This may solve a mystery that has puzzled me for twenty years. During the
years that I shared a house with the old character actor Hank Worden, I
had numerous occasions to call someone on his behalf or otherwise to look
something up in his address book. On one such occasion, I noticed with a
great deal of surprise that one of the addresses in his book was for
convicted Manson-Family murderer Leslie Van Houten. (It was her prison
address.) I never asked Hank about this -- it seemed none of my business.
But I always wondered. The obit above has clues that suggest that Hank's
connection was not so much with Leslie as with her mother, as Hank's late
wife Louise had been a Special Education teacher in the Los Angeles School
District as well. I would not be surprised if they were colleagues and
friends. If the Worden and Van Houten families were friends, it goes a
long way toward suggesting a reason that Hank would have the address of a
mass-murderer in his book.
Jim Beaver
Have you ever thought of writing a book, Jim? ..%)

- nilita
Jon Nadelberg
2005-10-31 17:11:34 UTC
Reply
Permalink
Post by d***@comcast.net
Jane Louise Edwards Van Houten
Van Houten, Jane Louise Edwards Passed peacefully in her sleep on March
17, 2005. She was 85 years old. She is survived by her brother, Jim and
her sister, Margaret; her children, Paul, Leslie, Elizabeth and David
and seven grandchildren. Jane was born January 2, 1920 in Iowa and was
fond of saying "the year women got the vote." Jane taught Special
Education and was a well-respected resource teacher for the Los Angeles
School District for 20 years. Over her life she was an advocate for
peace and active in various social justice causes. She was a world
traveler and an adventurous car camper throughout North America. She is
remembered for her intelligence, kindness, strength, independence and
humor. Donation in her memory may be made to the Nature Conservancy.
Published in the Los Angeles Times on 10/29/2005.
Guest Book · Flowers · Gift Shop · Charities
---------------
This may solve a mystery that has puzzled me for twenty years. During the
years that I shared a house with the old character actor Hank Worden, I had
numerous occasions to call someone on his behalf or otherwise to look
something up in his address book. On one such occasion, I noticed with a
great deal of surprise that one of the addresses in his book was for
convicted Manson-Family murderer Leslie Van Houten. (It was her prison
address.) I never asked Hank about this -- it seemed none of my business.
But I always wondered. The obit above has clues that suggest that Hank's
connection was not so much with Leslie as with her mother, as Hank's late
wife Louise had been a Special Education teacher in the Los Angeles School
District as well. I would not be surprised if they were colleagues and
friends. If the Worden and Van Houten families were friends, it goes a long
way toward suggesting a reason that Hank would have the address of a
mass-murderer in his book.
Jim Beaver
Either that, or he had hobbies you didn't know about.
t***@gmail.com
2020-05-21 08:42:52 UTC
Reply
Permalink
Post by d***@comcast.net
Jane Louise Edwards Van Houten
Van Houten, Jane Louise Edwards Passed peacefully in her sleep on March
17, 2005. She was 85 years old. She is survived by her brother, Jim and
her sister, Margaret; her children, Paul, Leslie, Elizabeth and David
and seven grandchildren. Jane was born January 2, 1920 in Iowa and was
fond of saying "the year women got the vote." Jane taught Special
Education and was a well-respected resource teacher for the Los Angeles
School District for 20 years. Over her life she was an advocate for
peace and active in various social justice causes. She was a world
traveler and an adventurous car camper throughout North America. She is
remembered for her intelligence, kindness, strength, independence and
humor. Donation in her memory may be made to the Nature Conservancy.
Published in the Los Angeles Times on 10/29/2005.
Guest Book · Flowers · Gift Shop · Charities
Hi Jim!

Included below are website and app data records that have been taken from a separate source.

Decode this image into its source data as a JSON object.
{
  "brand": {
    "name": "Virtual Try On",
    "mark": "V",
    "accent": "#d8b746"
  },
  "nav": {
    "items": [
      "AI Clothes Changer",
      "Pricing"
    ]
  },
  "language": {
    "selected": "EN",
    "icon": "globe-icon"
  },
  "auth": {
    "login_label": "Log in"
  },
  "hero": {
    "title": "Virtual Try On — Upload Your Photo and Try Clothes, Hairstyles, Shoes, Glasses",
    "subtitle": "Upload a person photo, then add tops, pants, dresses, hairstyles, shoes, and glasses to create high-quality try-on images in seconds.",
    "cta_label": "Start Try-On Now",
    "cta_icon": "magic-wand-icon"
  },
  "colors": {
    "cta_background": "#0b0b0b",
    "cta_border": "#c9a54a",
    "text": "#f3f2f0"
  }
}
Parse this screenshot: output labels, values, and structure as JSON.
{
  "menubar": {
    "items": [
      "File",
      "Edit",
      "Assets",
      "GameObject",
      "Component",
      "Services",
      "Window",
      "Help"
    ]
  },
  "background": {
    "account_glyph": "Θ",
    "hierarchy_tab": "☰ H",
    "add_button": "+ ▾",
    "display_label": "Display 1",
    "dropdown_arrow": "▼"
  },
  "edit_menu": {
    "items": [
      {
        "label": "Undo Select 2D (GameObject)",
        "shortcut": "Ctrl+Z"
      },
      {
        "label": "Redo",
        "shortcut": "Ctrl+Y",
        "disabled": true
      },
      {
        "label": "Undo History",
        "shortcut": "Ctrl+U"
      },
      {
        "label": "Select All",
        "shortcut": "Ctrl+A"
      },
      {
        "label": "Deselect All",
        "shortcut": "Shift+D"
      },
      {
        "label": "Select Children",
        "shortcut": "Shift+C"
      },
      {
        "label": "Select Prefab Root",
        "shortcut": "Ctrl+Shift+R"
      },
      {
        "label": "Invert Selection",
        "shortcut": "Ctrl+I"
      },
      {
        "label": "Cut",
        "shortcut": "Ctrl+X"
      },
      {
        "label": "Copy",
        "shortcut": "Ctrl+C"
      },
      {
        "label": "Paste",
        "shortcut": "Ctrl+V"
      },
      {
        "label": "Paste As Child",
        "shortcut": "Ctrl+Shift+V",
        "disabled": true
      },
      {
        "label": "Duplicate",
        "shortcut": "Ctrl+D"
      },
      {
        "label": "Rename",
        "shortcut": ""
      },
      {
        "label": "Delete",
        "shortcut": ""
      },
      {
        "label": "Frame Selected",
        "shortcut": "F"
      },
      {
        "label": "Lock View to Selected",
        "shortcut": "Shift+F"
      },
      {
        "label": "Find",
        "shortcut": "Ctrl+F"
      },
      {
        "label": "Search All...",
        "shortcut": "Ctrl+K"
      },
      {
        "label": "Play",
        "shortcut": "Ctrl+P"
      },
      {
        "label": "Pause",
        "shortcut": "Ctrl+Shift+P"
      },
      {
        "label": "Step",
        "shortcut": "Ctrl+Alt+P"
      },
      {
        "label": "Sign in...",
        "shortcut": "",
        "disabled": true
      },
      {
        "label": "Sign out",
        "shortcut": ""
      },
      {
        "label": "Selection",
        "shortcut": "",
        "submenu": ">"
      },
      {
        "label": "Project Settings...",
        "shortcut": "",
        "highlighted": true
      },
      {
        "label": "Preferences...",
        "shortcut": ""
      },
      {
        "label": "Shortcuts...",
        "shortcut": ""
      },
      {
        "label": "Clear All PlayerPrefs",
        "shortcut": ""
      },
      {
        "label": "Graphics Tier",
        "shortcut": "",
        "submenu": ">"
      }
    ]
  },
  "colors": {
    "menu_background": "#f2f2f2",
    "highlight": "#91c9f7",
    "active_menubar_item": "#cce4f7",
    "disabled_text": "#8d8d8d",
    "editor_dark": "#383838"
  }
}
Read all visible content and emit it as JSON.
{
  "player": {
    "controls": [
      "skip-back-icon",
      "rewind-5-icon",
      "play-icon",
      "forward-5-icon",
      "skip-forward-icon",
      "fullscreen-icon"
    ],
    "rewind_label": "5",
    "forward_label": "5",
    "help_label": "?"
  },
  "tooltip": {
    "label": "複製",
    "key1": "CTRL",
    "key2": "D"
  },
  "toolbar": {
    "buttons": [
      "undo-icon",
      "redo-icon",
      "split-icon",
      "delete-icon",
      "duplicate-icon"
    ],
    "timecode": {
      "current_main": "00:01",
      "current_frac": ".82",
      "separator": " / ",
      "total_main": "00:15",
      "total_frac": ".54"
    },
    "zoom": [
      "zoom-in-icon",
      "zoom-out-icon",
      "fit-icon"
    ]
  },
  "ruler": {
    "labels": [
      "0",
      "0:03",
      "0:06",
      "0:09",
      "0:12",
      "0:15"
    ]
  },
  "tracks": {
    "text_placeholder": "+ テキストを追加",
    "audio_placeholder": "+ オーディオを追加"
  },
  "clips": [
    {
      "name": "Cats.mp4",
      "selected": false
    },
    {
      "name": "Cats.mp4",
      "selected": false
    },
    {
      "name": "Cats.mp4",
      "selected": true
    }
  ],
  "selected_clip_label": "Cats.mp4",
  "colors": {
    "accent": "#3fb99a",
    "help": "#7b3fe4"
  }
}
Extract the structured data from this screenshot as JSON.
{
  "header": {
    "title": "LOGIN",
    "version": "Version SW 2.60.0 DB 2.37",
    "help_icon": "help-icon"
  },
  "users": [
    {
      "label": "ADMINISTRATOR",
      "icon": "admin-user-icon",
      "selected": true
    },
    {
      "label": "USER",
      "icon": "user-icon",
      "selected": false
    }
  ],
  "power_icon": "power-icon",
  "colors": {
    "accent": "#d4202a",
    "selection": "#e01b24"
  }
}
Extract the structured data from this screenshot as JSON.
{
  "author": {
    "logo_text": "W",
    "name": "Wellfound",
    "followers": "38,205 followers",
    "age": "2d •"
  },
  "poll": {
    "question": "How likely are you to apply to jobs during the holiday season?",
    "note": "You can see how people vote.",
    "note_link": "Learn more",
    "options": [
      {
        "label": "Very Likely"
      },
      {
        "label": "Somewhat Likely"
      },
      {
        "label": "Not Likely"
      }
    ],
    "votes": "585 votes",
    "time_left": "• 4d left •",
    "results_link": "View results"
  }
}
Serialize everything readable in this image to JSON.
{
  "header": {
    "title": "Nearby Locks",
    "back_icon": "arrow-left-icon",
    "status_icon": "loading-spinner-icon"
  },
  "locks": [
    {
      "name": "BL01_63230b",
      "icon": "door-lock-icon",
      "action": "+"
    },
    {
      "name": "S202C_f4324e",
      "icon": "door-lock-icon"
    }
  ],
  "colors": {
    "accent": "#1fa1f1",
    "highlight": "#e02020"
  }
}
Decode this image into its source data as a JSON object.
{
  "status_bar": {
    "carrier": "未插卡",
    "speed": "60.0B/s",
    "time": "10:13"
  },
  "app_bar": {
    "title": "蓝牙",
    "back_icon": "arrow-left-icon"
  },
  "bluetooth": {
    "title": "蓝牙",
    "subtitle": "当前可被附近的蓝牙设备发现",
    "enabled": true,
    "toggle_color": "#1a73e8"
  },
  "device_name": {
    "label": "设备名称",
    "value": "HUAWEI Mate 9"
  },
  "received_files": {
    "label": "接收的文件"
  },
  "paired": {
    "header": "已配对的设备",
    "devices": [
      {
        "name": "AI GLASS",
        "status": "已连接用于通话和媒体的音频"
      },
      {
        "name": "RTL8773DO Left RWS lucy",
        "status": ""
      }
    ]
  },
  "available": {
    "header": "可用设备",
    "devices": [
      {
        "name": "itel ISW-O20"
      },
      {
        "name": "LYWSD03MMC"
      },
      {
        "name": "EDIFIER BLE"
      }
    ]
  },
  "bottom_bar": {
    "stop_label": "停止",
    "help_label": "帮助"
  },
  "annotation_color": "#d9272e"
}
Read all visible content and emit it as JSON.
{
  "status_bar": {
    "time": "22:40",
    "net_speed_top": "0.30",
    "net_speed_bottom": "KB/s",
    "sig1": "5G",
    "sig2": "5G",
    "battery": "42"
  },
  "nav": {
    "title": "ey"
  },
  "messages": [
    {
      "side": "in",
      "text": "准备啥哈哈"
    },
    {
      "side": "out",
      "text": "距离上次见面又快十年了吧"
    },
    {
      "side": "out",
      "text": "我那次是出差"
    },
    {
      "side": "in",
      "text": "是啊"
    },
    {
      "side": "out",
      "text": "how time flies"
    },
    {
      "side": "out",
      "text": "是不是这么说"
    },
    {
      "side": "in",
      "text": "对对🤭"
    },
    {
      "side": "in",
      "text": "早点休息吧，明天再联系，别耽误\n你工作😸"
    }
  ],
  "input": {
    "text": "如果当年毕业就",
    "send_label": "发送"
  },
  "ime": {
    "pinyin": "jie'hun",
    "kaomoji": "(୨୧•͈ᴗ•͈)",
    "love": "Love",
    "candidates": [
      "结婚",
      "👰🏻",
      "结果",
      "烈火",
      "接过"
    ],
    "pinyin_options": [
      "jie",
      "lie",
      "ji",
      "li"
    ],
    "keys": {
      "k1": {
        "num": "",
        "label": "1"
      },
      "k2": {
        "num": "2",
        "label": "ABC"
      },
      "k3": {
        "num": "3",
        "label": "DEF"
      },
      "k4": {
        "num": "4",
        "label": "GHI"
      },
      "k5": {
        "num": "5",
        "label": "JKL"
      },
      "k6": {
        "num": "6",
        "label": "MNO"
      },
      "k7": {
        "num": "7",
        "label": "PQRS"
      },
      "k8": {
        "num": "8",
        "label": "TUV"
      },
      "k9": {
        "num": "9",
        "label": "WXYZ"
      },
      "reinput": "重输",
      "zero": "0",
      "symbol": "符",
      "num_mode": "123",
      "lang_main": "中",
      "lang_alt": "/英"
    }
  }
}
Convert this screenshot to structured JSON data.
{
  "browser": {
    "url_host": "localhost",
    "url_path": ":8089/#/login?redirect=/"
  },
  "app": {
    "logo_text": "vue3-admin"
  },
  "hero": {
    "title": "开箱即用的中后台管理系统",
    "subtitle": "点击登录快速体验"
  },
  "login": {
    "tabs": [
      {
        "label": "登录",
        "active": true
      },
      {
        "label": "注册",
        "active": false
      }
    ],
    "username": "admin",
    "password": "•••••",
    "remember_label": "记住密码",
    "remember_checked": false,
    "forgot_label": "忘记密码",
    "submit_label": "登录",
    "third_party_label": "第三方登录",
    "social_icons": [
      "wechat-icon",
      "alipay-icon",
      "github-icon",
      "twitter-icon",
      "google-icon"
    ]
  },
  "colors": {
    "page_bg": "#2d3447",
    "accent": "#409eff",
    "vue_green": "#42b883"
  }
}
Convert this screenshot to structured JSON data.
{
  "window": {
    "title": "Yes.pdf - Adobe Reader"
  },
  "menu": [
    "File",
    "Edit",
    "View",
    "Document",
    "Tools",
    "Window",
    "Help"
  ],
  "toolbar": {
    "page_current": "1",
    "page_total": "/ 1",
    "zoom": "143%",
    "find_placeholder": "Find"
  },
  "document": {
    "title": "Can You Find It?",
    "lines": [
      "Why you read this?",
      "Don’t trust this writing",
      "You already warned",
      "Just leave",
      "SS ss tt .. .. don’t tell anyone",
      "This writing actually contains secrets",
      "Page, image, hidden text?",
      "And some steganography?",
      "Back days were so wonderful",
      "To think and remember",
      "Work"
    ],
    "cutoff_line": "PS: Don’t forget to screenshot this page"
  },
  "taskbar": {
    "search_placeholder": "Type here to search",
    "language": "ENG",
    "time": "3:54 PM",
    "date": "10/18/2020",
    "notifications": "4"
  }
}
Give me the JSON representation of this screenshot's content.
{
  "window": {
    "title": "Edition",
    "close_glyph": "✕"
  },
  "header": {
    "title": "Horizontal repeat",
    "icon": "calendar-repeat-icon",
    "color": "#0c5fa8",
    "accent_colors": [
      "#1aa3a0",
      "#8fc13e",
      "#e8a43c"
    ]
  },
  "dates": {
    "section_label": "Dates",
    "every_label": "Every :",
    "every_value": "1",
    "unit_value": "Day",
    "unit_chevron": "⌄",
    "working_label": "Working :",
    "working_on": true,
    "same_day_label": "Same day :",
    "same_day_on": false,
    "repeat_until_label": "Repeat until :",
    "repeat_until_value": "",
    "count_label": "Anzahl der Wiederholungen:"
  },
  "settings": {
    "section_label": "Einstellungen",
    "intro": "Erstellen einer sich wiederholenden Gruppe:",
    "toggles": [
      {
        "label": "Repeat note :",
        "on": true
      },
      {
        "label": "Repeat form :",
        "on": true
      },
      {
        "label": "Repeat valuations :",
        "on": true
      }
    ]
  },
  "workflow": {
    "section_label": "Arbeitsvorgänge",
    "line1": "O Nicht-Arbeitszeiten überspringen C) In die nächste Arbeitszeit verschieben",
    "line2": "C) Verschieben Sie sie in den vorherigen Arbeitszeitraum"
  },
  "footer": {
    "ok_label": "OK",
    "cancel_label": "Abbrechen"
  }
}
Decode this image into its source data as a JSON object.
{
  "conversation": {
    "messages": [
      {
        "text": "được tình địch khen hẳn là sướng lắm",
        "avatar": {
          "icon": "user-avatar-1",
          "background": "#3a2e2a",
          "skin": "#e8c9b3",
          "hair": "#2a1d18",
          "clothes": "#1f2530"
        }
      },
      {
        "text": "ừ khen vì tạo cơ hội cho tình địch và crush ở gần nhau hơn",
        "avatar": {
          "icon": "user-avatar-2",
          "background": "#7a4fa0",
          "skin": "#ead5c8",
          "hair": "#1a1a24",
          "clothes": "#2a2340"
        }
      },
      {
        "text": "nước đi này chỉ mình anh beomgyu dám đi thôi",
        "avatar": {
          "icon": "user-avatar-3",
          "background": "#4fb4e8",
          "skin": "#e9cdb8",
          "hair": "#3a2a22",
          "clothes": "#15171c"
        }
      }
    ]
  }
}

Hope you are safe!
Do you think you would send me a copy of that script? Sounds compelling and quirky.

Greets
Tommy

Loading...